Book-Twitter is deeply divided over the news that Bob Dylan has been awarded the 2016 Nobel Prize in Literature. It seems as if half the lit world is affronted that a folk singer has been acknowledged in the same category as literary greats like Rudyard Kipling, Pearl S. Buck, Toni Morrison, Gabriel Garcia Marquez, while the other is thrilled that lyrics to the songs that reflected and affected social change in the second half of the twentieth century are being recognized as poetry.
In a prescient post on Jezebel last month, Catherine Nichols wrote about how, in reading Chronicles, Dylan’s 2005 memoir, she came to see the musician her father had introduced her to as a true literary artist, and to answer the question she’d been holding in her mind: “What’s so good about him?”

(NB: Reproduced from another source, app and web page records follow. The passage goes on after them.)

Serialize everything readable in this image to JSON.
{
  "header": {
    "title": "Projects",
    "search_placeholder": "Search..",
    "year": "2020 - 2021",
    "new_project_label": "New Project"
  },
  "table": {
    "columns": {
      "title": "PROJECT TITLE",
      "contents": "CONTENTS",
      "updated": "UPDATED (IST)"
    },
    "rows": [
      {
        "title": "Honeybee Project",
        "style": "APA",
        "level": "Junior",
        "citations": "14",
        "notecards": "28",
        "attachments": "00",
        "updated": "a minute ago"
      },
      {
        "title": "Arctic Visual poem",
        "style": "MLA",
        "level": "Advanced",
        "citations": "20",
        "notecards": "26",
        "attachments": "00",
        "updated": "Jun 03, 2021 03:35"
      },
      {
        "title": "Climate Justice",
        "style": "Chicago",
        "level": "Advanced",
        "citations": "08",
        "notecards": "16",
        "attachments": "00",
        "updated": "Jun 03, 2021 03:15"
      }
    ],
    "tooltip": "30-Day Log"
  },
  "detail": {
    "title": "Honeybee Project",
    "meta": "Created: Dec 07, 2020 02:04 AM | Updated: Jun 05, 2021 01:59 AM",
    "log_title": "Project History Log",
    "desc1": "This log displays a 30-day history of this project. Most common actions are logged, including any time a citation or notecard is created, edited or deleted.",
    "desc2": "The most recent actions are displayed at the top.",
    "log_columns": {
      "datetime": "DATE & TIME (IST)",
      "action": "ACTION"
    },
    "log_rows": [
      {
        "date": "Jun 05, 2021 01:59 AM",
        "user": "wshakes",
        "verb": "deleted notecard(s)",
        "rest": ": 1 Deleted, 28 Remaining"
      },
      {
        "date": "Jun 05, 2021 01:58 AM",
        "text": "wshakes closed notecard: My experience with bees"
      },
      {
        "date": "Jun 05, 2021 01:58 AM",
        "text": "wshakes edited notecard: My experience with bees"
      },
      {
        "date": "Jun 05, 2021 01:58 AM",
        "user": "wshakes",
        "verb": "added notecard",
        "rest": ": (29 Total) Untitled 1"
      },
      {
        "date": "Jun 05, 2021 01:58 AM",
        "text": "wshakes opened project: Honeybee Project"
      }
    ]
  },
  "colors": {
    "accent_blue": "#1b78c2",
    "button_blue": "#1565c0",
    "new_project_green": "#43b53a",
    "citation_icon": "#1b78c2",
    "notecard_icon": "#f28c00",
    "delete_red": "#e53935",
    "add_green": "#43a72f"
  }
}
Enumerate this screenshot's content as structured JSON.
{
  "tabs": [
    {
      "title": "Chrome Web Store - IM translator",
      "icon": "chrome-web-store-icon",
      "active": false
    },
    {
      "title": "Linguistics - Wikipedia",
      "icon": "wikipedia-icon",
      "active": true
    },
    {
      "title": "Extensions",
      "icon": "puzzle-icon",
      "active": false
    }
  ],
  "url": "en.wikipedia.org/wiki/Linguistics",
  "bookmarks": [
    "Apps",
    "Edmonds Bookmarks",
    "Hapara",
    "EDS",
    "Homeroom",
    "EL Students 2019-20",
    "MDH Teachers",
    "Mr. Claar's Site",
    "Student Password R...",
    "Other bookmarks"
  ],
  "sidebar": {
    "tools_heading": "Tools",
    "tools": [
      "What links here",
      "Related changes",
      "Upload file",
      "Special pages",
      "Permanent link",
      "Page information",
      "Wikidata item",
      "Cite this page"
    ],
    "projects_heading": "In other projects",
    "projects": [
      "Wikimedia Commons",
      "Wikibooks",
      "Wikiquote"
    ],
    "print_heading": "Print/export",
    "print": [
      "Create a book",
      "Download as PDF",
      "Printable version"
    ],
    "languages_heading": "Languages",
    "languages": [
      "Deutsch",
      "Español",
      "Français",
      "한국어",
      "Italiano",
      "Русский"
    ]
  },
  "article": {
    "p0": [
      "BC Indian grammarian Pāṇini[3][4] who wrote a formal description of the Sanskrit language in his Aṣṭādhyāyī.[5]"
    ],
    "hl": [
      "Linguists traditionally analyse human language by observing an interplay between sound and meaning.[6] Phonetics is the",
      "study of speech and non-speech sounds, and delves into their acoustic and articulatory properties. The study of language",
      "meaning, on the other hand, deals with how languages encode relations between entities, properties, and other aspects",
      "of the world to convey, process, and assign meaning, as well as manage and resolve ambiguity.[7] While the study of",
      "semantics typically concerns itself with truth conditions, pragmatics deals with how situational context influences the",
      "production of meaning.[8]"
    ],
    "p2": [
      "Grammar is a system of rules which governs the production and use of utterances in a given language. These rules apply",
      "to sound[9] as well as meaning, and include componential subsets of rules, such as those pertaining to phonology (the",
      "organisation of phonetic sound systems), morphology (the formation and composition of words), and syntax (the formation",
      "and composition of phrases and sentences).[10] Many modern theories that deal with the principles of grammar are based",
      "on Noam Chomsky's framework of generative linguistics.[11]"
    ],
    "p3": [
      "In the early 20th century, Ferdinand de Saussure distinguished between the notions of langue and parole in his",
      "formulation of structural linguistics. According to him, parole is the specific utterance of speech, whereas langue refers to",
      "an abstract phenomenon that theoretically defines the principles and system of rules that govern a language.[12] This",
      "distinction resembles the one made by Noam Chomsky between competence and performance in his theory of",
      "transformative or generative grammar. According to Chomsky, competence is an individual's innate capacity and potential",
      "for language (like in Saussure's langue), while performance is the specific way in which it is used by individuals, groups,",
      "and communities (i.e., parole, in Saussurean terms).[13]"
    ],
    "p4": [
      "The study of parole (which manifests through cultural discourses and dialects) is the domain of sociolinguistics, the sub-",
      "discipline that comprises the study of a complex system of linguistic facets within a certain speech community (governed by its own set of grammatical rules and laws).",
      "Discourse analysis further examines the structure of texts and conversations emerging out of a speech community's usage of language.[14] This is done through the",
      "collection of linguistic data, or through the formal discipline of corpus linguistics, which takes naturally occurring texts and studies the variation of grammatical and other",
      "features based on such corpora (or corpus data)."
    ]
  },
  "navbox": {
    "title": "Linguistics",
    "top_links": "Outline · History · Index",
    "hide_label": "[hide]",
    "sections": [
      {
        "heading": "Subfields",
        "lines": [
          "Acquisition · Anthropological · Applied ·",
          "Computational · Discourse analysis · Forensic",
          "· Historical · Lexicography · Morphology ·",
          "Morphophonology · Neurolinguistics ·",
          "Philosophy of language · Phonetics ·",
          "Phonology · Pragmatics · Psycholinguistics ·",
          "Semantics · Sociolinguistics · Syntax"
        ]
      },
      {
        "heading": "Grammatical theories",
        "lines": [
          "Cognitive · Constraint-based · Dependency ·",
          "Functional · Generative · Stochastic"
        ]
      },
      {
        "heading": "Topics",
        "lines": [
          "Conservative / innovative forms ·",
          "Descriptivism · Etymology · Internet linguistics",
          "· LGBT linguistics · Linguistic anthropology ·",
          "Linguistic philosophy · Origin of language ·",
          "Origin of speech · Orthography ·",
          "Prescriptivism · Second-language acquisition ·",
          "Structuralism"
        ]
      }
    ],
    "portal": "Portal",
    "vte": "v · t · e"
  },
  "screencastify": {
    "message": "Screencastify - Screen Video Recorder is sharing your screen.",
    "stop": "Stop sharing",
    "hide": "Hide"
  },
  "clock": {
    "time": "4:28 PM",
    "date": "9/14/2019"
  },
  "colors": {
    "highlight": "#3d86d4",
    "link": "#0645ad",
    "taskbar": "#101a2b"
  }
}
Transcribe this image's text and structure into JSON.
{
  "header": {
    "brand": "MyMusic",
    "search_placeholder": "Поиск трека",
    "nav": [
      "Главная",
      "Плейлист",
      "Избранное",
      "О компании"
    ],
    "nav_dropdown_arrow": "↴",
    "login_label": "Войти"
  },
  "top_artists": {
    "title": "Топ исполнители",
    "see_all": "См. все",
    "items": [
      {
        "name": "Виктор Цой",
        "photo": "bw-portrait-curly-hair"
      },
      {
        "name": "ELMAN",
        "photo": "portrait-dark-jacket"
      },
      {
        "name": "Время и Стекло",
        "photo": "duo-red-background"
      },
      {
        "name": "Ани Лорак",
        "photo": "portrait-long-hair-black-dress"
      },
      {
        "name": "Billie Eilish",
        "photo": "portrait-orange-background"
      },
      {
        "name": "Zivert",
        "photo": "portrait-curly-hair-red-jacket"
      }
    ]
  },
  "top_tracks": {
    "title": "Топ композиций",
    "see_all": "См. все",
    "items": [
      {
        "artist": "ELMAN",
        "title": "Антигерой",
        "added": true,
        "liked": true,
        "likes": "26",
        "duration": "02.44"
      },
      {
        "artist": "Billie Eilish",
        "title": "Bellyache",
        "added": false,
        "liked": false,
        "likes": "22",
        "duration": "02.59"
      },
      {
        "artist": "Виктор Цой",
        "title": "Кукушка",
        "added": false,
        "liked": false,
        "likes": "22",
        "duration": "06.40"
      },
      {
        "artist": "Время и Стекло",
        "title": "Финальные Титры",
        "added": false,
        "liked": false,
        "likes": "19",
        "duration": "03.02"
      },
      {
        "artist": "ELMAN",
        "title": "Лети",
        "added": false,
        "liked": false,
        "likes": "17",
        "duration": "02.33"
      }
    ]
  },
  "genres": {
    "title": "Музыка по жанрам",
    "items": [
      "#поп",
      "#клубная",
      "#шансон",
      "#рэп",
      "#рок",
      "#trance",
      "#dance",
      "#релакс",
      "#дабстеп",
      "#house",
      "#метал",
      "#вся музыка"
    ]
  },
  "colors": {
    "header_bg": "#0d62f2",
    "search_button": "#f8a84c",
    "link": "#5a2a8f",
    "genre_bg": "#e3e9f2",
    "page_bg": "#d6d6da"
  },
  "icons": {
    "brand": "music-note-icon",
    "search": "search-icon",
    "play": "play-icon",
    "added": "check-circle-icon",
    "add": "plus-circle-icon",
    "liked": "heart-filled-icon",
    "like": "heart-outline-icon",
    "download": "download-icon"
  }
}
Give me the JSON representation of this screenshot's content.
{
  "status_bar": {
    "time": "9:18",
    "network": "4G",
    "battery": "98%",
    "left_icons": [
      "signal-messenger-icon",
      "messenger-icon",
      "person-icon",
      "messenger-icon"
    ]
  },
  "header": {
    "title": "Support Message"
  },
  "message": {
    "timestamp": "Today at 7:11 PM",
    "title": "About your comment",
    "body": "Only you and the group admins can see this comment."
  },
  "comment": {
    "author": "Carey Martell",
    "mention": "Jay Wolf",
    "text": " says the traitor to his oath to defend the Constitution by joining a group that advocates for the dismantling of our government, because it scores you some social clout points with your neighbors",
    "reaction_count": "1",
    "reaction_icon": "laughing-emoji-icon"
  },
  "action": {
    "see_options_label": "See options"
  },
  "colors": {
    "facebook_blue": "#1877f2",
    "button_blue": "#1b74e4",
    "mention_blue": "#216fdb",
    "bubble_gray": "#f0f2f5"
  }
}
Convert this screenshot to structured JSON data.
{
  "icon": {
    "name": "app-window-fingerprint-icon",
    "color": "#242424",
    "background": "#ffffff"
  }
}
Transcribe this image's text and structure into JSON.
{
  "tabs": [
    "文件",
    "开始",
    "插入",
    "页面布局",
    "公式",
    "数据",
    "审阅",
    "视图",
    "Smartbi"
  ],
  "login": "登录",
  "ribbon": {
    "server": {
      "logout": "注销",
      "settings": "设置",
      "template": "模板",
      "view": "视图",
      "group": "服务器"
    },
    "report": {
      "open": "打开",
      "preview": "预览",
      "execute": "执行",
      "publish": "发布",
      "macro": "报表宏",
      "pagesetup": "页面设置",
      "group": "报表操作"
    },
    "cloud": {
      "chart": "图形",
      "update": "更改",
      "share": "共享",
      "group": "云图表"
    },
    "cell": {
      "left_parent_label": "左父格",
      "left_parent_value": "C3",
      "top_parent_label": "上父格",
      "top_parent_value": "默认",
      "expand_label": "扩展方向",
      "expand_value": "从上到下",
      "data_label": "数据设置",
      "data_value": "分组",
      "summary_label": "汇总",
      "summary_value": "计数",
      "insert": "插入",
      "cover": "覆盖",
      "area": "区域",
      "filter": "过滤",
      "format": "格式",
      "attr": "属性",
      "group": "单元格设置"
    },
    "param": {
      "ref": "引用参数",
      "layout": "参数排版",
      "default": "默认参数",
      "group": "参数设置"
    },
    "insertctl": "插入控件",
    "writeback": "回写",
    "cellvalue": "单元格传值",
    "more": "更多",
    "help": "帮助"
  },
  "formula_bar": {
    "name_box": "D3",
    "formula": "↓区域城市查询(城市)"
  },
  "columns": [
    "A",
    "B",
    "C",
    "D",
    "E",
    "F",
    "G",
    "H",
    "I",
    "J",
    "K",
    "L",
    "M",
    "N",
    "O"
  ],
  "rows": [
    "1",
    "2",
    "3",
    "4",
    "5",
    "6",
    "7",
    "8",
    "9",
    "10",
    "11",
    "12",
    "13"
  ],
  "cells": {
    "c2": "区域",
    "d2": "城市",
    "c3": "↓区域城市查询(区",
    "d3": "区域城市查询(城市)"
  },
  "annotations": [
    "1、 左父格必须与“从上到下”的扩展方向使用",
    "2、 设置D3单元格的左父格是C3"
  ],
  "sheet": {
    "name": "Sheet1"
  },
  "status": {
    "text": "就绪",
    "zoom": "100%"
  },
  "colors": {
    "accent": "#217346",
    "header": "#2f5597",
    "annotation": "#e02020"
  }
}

As a writer, Dylan layers in triplicate: there are the things that happen, the loopy ways he imagines them and the art that informs his imagination all concurrently, which is a literary technique I would love to learn myself. The book Peter Pan does this layering, but it’s sorted out clearly in time: Barrie narrates the event first, then re-situates it in Wendy’s family dynamics, then explores it in Wendy’s mind, through art and imagination (that’s Neverland). Dylan writes all these dimensions at once. The human touch begins in this constant rendering of art and subjectivity behind the words.